Task objective ::
The word "user" marks the lines to find; copy every such line from the data below.
....................
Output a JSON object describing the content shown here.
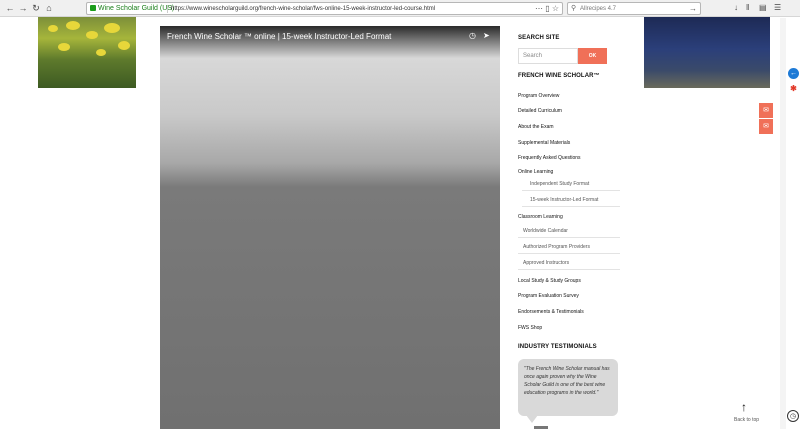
{
  "browser": {
    "back_icon": "back-arrow-icon",
    "forward_icon": "forward-arrow-icon",
    "reload_icon": "reload-icon",
    "home_icon": "home-icon",
    "site_identity": "Wine Scholar Guild (US)",
    "url": "https://www.winescholarguild.org/french-wine-scholar/fws-online-15-week-instructor-led-course.html",
    "search_text": "Allrecipes 4.7",
    "toolbar_icons": [
      "download-icon",
      "library-icon",
      "sidebar-icon",
      "menu-icon"
    ]
  },
  "video": {
    "title": "French Wine Scholar ™ online | 15-week Instructor-Led Format"
  },
  "sidebar": {
    "search_heading": "SEARCH SITE",
    "search_placeholder": "Search",
    "search_button": "OK",
    "program_heading": "FRENCH WINE SCHOLAR™",
    "menu": [
      {
        "label": "Program Overview"
      },
      {
        "label": "Detailed Curriculum"
      },
      {
        "label": "About the Exam"
      },
      {
        "label": "Supplemental Materials"
      },
      {
        "label": "Frequently Asked Questions"
      },
      {
        "label": "Online Learning"
      }
    ],
    "online_sub": [
      {
        "label": "Independent Study Format"
      },
      {
        "label": "15-week Instructor-Led Format"
      }
    ],
    "classroom_label": "Classroom Learning",
    "classroom_sub": [
      {
        "label": "Worldwide Calendar"
      },
      {
        "label": "Authorized Program Providers"
      },
      {
        "label": "Approved Instructors"
      }
    ],
    "menu2": [
      {
        "label": "Local Study & Study Groups"
      },
      {
        "label": "Program Evaluation Survey"
      },
      {
        "label": "Endorsements & Testimonials"
      },
      {
        "label": "FWS Shop"
      }
    ],
    "testimonials_heading": "INDUSTRY TESTIMONIALS",
    "testimonial_text": "\"The French Wine Scholar manual has once again proven why the Wine Scholar Guild is one of the best wine education programs in the world.\""
  },
  "floating": {
    "chat_icon": "chat-icon",
    "mail_icon": "mail-icon",
    "scroll_label": "Back to top"
  }
}
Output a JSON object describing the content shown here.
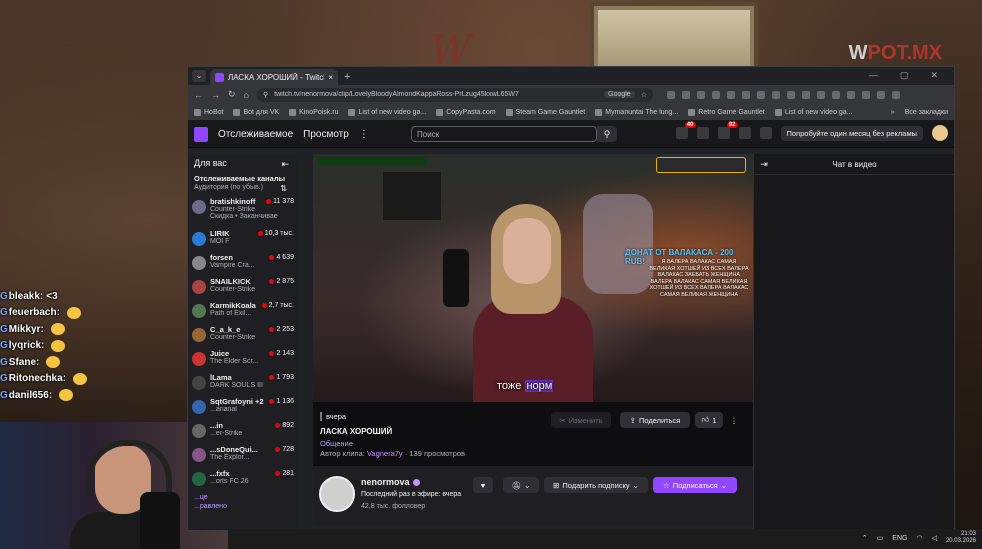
{
  "background": {
    "watermark_logo": "POT.MX",
    "overlay_chat": [
      {
        "user": "bleakk",
        "message": "<3"
      },
      {
        "user": "feuerbach",
        "message": ""
      },
      {
        "user": "Mikkyr",
        "message": ""
      },
      {
        "user": "lyqrick",
        "message": ""
      },
      {
        "user": "Sfane",
        "message": ""
      },
      {
        "user": "Ritonechka",
        "message": ""
      },
      {
        "user": "danil656",
        "message": ""
      }
    ]
  },
  "browser": {
    "tab_title": "ЛАСКА ХОРОШИЙ - Twitch",
    "url": "twitch.tv/nenormova/clip/LovelyBloodyAlmondKappaRoss-PrLzug45kxwL65W7",
    "google_chip": "Google",
    "bookmarks": [
      "HoBot",
      "Bot для VK",
      "KinoPoisk.ru",
      "List of new video ga...",
      "CopyPasta.com",
      "Steam Game Gauntlet",
      "Mymanuntai The lung...",
      "Retro Game Gauntlet",
      "List of new video ga..."
    ],
    "bookmarks_more": "»",
    "all_bookmarks": "Все закладки"
  },
  "twitch": {
    "nav": {
      "following": "Отслеживаемое",
      "browse": "Просмотр",
      "more": "⋮",
      "search_placeholder": "Поиск",
      "notif_count_1": "40",
      "notif_count_2": "92",
      "promo": "Попробуйте один месяц без рекламы"
    },
    "sidebar": {
      "title": "Для вас",
      "section": "Отслеживаемые каналы",
      "sort": "Аудитория (по убыв.)",
      "channels": [
        {
          "name": "bratishkinoff",
          "game": "Counter-Strike",
          "viewers": "11 378",
          "extra": "Скидка • Заканчивае"
        },
        {
          "name": "LIRIK",
          "game": "MOI F",
          "viewers": "10,3 тыс."
        },
        {
          "name": "forsen",
          "game": "Vampire Cra...",
          "viewers": "4 639"
        },
        {
          "name": "SNAILKICK",
          "game": "Counter-Strike",
          "viewers": "2 875"
        },
        {
          "name": "KarmikKoala",
          "game": "Path of Exil...",
          "viewers": "2,7 тыс."
        },
        {
          "name": "C_a_k_e",
          "game": "Counter-Strike",
          "viewers": "2 253"
        },
        {
          "name": "Juice",
          "game": "The Elder Scr...",
          "viewers": "2 143"
        },
        {
          "name": "lLama",
          "game": "DARK SOULS III",
          "viewers": "1 793"
        },
        {
          "name": "SqtGrafoyni +2",
          "game": "...ananal",
          "viewers": "1 136"
        },
        {
          "name": "...in",
          "game": "...er-Strike",
          "viewers": "892"
        },
        {
          "name": "...sDoneQui...",
          "game": "The Explor...",
          "viewers": "728"
        },
        {
          "name": "...fxfx",
          "game": "...orts FC 26",
          "viewers": "281"
        }
      ],
      "more": "...це",
      "less": "...равлено"
    },
    "player": {
      "donate_title": "ДОНАТ ОТ ВАЛАКАСА - 200 RUB!",
      "donate_text": "Я ВАЛЕРА ВАЛАКАС САМАЯ ВЕЛИКАЯ ХОТШЕЙ ИЗ ВСЕХ ВАЛЕРА ВАЛАКАС ЗАЕБАТЬ ЖЕНЩИНА ВАЛЕРА ВАЛАКАС САМАЯ ВЕЛИКАЯ ХОТШЕЙ ИЗ ВСЕХ ВАЛЕРА ВАЛАКАС САМАЯ ВЕЛИКАЯ ЖЕНЩИНА",
      "caption_before": "тоже ",
      "caption_hl": "норм"
    },
    "clip": {
      "when": "вчера",
      "title": "ЛАСКА ХОРОШИЙ",
      "category": "Общение",
      "author_label": "Автор клипа:",
      "author": "Vagnera7y",
      "views": "· 139 просмотров",
      "edit": "Изменить",
      "share": "Поделиться",
      "likes": "1",
      "more": "⋮"
    },
    "channel": {
      "name": "nenormova",
      "last_live": "Последний раз в эфире: вчера",
      "followers": "42,8 тыс. фолловер",
      "gift": "Подарить подписку",
      "subscribe": "Подписаться"
    },
    "chat": {
      "title": "Чат в видео"
    }
  },
  "taskbar": {
    "lang": "ENG",
    "time": "21:03",
    "date": "20.03.2026"
  }
}
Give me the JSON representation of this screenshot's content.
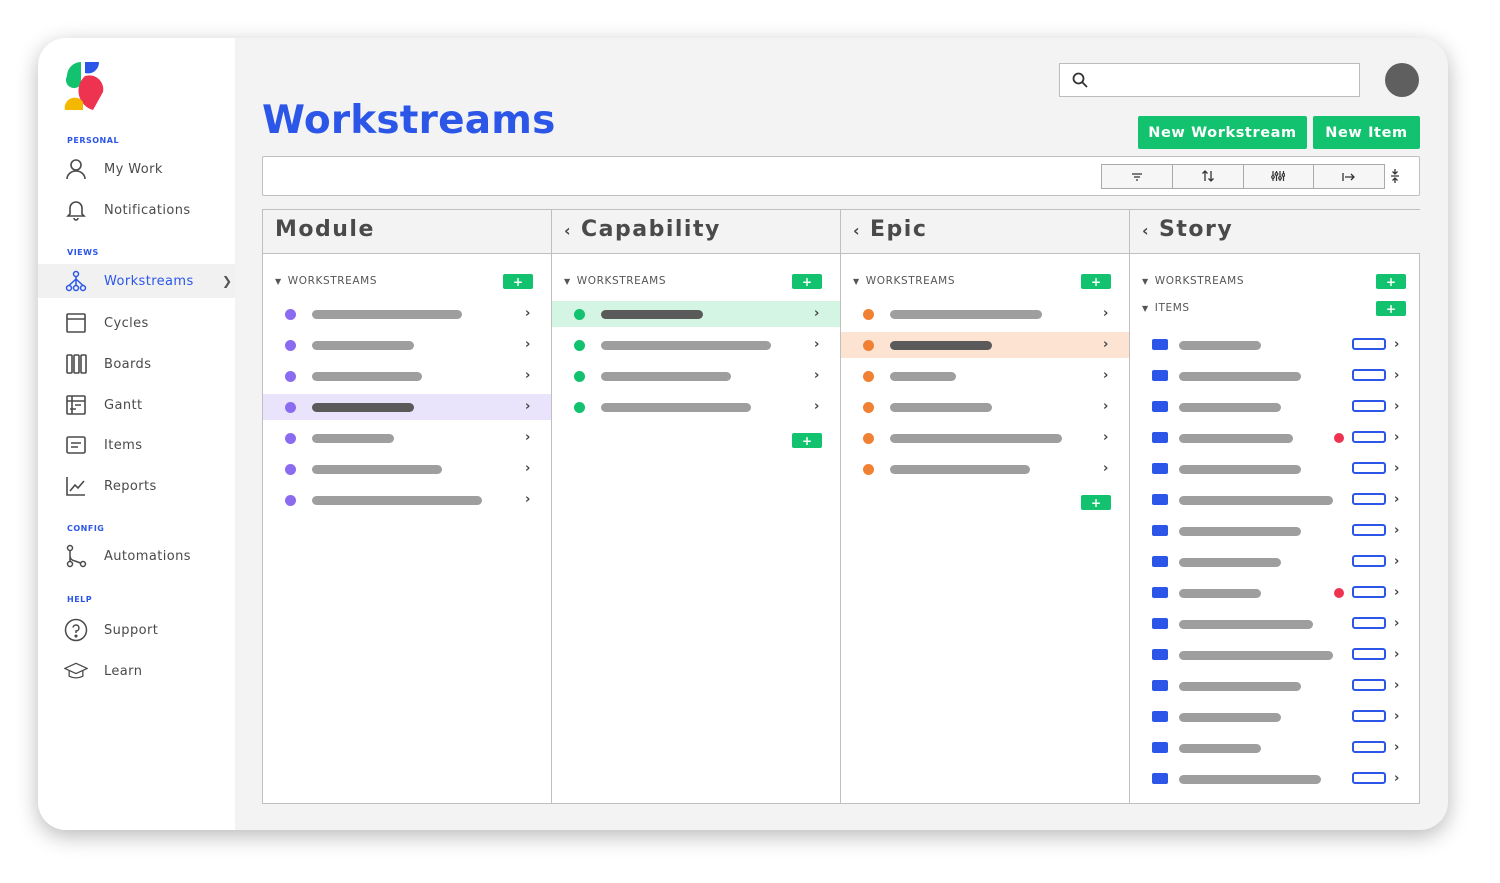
{
  "sidebar": {
    "sections": [
      {
        "label": "PERSONAL",
        "items": [
          {
            "label": "My Work",
            "icon": "user-icon"
          },
          {
            "label": "Notifications",
            "icon": "bell-icon"
          }
        ]
      },
      {
        "label": "VIEWS",
        "items": [
          {
            "label": "Workstreams",
            "icon": "workstreams-icon",
            "active": true
          },
          {
            "label": "Cycles",
            "icon": "cycles-icon"
          },
          {
            "label": "Boards",
            "icon": "boards-icon"
          },
          {
            "label": "Gantt",
            "icon": "gantt-icon"
          },
          {
            "label": "Items",
            "icon": "items-icon"
          },
          {
            "label": "Reports",
            "icon": "reports-icon"
          }
        ]
      },
      {
        "label": "CONFIG",
        "items": [
          {
            "label": "Automations",
            "icon": "automations-icon"
          }
        ]
      },
      {
        "label": "HELP",
        "items": [
          {
            "label": "Support",
            "icon": "help-circle-icon"
          },
          {
            "label": "Learn",
            "icon": "graduation-cap-icon"
          }
        ]
      }
    ]
  },
  "header": {
    "title": "Workstreams",
    "new_workstream_label": "New Workstream",
    "new_item_label": "New Item"
  },
  "colors": {
    "accent": "#2b56e8",
    "green": "#12c26e",
    "purple": "#8b6cf0",
    "orange": "#f08134",
    "red": "#ee3350"
  },
  "board": {
    "columns": [
      {
        "title": "Module",
        "group_label": "WORKSTREAMS",
        "row_color": "#8b6cf0",
        "selected_row": 3,
        "rows": 7
      },
      {
        "title": "Capability",
        "group_label": "WORKSTREAMS",
        "row_color": "#12c26e",
        "selected_row": 0,
        "rows": 4
      },
      {
        "title": "Epic",
        "group_label": "WORKSTREAMS",
        "row_color": "#f08134",
        "selected_row": 1,
        "rows": 6
      },
      {
        "title": "Story",
        "group_label": "WORKSTREAMS",
        "items_label": "ITEMS",
        "row_color": "#2b56e8",
        "rows": 15,
        "flagged_rows": [
          3,
          8
        ]
      }
    ],
    "plus_label": "+"
  }
}
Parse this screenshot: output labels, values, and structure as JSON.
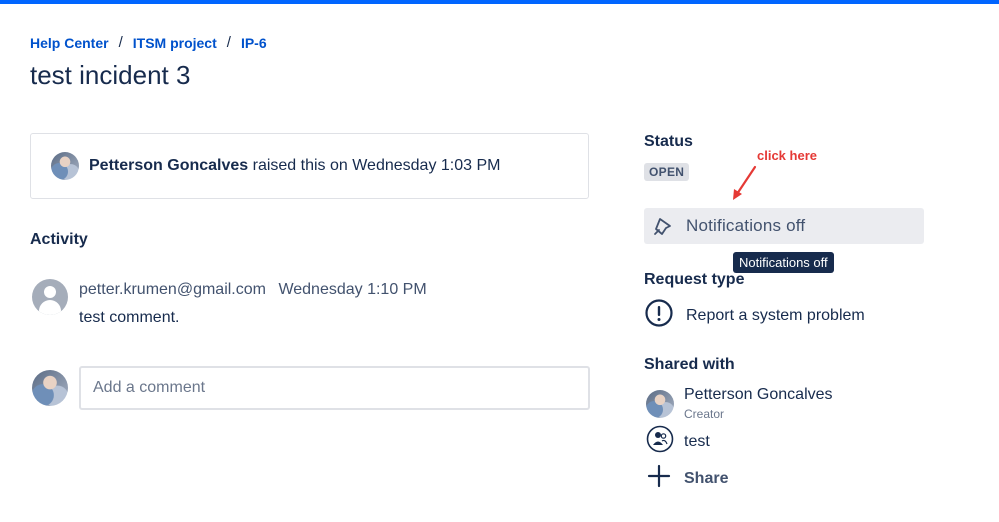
{
  "breadcrumb": {
    "items": [
      "Help Center",
      "ITSM project",
      "IP-6"
    ],
    "separator": "/"
  },
  "page": {
    "title": "test incident 3"
  },
  "raised": {
    "name": "Petterson Goncalves",
    "text": "raised this on Wednesday 1:03 PM"
  },
  "activity": {
    "heading": "Activity",
    "comments": [
      {
        "author": "petter.krumen@gmail.com",
        "time": "Wednesday 1:10 PM",
        "text": "test comment."
      }
    ],
    "add_comment_placeholder": "Add a comment"
  },
  "sidebar": {
    "status_heading": "Status",
    "status_value": "OPEN",
    "notifications_label": "Notifications off",
    "tooltip": "Notifications off",
    "annotation": "click here",
    "request_type_heading": "Request type",
    "request_type_value": "Report a system problem",
    "shared_with_heading": "Shared with",
    "shared": [
      {
        "name": "Petterson Goncalves",
        "role": "Creator",
        "icon": "user-avatar"
      },
      {
        "name": "test",
        "icon": "group-icon"
      }
    ],
    "share_label": "Share"
  },
  "colors": {
    "accent": "#0065ff",
    "link": "#0052cc",
    "annotation": "#e53935",
    "tooltip_bg": "#172b4d"
  }
}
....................
Response to this exercise ::
        "user": "bleakk",
        "user": "feuerbach",
        "user": "Mikkyr",
        "user": "lyqrick",
        "user": "Sfane",
        "user": "Ritonechka",
        "user": "danil656",
            "icon": "user-icon"
        "icon": "user-avatar"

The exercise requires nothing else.